*Dataset records*
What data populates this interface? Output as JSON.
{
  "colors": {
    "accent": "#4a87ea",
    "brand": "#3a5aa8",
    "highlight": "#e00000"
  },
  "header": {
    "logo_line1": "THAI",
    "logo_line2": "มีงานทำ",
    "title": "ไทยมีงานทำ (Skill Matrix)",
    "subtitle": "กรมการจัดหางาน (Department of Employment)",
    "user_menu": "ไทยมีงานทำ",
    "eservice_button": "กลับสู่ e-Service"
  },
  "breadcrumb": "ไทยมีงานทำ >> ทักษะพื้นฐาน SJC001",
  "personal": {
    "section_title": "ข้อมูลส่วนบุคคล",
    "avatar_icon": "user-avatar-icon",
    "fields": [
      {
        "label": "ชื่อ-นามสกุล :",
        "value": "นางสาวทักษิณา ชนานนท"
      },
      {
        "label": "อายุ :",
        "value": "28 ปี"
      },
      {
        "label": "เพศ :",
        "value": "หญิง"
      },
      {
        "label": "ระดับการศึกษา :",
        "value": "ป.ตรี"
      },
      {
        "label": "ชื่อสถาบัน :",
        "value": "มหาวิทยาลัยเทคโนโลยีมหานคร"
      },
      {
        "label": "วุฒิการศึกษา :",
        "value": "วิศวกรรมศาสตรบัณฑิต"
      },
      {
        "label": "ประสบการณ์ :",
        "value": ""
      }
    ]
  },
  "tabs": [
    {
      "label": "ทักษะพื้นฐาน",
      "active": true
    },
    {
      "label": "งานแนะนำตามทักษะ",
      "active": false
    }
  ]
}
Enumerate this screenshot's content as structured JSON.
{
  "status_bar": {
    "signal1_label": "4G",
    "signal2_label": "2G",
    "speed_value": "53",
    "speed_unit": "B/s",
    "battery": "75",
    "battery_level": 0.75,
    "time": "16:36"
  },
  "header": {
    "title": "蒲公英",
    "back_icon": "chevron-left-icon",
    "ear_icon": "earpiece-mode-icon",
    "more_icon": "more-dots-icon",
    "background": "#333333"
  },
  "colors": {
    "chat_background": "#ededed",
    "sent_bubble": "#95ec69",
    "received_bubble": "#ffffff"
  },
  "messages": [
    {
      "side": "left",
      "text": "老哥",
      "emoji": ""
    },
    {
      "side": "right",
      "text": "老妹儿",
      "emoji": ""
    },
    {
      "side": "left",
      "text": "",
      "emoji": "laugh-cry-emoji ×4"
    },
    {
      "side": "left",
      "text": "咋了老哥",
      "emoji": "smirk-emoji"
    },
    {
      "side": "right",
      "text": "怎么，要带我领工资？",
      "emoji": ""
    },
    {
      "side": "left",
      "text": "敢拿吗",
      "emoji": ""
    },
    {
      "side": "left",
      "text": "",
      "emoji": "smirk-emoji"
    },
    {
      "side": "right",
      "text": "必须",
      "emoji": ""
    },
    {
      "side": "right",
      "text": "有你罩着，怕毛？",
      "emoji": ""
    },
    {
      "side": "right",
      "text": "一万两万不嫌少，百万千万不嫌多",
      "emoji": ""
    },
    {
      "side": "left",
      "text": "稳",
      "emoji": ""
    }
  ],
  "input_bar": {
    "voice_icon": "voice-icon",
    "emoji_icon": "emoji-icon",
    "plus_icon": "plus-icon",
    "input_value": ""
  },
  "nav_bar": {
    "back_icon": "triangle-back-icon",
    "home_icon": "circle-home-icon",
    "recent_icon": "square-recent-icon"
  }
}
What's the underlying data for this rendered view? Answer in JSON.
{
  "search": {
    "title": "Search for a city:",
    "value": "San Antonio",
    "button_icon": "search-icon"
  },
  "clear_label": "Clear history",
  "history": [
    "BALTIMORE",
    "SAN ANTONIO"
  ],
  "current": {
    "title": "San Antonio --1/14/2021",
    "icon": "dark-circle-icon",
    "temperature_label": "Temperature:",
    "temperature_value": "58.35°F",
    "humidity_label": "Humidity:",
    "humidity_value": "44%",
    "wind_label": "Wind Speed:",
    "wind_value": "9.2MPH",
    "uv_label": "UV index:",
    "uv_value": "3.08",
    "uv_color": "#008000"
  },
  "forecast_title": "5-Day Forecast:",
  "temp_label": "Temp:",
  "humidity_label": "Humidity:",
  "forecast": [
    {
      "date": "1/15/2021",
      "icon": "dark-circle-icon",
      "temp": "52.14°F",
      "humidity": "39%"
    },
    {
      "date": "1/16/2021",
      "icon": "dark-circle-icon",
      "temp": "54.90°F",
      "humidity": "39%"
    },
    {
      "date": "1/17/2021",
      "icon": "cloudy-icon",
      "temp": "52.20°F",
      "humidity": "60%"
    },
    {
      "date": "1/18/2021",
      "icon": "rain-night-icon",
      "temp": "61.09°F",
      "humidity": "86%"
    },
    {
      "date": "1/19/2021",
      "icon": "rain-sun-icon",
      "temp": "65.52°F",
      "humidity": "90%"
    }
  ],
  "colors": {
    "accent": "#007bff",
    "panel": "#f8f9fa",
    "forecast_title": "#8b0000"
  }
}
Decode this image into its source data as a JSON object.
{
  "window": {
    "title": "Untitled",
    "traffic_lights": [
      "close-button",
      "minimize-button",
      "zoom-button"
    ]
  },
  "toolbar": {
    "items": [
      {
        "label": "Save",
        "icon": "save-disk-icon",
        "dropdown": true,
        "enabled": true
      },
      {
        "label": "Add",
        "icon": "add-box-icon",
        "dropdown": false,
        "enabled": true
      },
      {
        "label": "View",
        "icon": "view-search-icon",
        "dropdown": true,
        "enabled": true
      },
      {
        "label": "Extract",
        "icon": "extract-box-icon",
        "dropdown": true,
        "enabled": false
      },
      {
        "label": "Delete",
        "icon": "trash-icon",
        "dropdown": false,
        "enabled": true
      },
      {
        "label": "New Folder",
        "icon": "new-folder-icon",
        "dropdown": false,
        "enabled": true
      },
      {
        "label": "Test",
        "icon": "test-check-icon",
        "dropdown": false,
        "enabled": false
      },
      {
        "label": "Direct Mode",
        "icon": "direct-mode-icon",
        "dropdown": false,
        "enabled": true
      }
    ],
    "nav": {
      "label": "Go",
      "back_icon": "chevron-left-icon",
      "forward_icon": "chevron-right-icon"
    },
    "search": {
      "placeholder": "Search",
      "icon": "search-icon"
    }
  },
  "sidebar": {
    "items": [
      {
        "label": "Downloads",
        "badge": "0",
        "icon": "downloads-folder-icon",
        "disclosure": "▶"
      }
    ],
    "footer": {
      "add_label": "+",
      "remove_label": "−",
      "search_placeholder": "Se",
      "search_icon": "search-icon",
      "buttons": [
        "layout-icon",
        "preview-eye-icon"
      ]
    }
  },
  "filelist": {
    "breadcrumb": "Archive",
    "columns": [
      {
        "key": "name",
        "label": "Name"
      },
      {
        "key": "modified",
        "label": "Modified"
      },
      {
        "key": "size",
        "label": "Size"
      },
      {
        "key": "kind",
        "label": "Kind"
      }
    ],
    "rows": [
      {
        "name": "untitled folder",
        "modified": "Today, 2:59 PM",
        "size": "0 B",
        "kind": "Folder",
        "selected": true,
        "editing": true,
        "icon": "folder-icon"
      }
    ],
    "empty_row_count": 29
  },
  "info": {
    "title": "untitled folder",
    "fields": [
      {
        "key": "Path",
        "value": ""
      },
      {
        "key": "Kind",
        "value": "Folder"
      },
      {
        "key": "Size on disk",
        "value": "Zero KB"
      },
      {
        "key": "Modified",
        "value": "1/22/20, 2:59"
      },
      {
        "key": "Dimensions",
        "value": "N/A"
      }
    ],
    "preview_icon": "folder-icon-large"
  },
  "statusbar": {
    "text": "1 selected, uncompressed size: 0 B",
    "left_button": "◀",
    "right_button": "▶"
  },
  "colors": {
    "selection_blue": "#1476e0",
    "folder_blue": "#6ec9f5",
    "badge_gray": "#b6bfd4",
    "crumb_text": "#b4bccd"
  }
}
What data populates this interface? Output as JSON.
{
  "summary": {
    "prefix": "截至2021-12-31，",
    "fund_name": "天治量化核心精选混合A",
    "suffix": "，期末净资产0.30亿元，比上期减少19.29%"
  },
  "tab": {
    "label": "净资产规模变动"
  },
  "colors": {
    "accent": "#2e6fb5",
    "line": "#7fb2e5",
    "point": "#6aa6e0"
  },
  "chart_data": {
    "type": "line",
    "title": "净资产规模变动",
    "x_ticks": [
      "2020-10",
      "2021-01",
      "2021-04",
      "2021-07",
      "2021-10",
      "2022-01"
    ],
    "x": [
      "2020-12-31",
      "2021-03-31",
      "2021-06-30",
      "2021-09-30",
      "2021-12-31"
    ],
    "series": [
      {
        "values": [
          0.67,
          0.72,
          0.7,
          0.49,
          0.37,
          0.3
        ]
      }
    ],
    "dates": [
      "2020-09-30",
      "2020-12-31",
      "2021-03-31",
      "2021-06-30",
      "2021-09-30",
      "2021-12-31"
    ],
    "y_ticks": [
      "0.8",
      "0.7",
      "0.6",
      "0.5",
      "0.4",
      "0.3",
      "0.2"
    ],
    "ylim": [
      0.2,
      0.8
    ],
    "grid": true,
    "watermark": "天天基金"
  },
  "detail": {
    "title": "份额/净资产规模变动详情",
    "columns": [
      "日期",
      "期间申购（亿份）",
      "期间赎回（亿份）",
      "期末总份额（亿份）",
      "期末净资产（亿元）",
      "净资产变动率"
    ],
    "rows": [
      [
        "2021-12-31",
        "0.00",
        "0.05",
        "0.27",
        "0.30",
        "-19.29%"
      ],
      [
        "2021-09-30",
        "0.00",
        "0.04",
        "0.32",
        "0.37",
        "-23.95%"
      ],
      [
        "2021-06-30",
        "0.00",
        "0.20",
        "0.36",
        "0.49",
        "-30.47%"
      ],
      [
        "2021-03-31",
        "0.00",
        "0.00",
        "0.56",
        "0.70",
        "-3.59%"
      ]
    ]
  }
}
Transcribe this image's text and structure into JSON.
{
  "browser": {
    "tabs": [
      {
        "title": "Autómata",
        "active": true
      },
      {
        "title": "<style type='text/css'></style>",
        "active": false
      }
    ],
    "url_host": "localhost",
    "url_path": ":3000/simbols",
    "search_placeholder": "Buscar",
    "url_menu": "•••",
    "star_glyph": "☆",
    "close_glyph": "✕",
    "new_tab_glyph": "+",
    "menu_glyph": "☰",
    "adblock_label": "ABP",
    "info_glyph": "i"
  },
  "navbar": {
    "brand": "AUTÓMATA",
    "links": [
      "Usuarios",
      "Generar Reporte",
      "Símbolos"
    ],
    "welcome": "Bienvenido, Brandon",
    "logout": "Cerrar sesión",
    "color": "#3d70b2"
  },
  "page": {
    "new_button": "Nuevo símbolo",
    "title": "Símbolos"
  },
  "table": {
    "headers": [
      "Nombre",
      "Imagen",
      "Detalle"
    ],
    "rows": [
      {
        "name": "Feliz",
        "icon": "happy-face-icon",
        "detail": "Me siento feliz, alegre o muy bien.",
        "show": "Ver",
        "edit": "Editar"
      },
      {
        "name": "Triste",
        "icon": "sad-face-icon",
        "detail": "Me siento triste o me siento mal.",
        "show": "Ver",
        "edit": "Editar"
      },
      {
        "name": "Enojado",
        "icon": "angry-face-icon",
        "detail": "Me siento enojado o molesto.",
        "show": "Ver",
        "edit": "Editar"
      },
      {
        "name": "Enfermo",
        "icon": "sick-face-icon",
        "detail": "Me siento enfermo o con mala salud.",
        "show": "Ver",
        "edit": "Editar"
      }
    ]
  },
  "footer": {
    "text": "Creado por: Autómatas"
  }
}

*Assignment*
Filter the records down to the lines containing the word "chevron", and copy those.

*Solution below*
    "back_icon": "chevron-left-icon",
      "back_icon": "chevron-left-icon",
      "forward_icon": "chevron-right-icon"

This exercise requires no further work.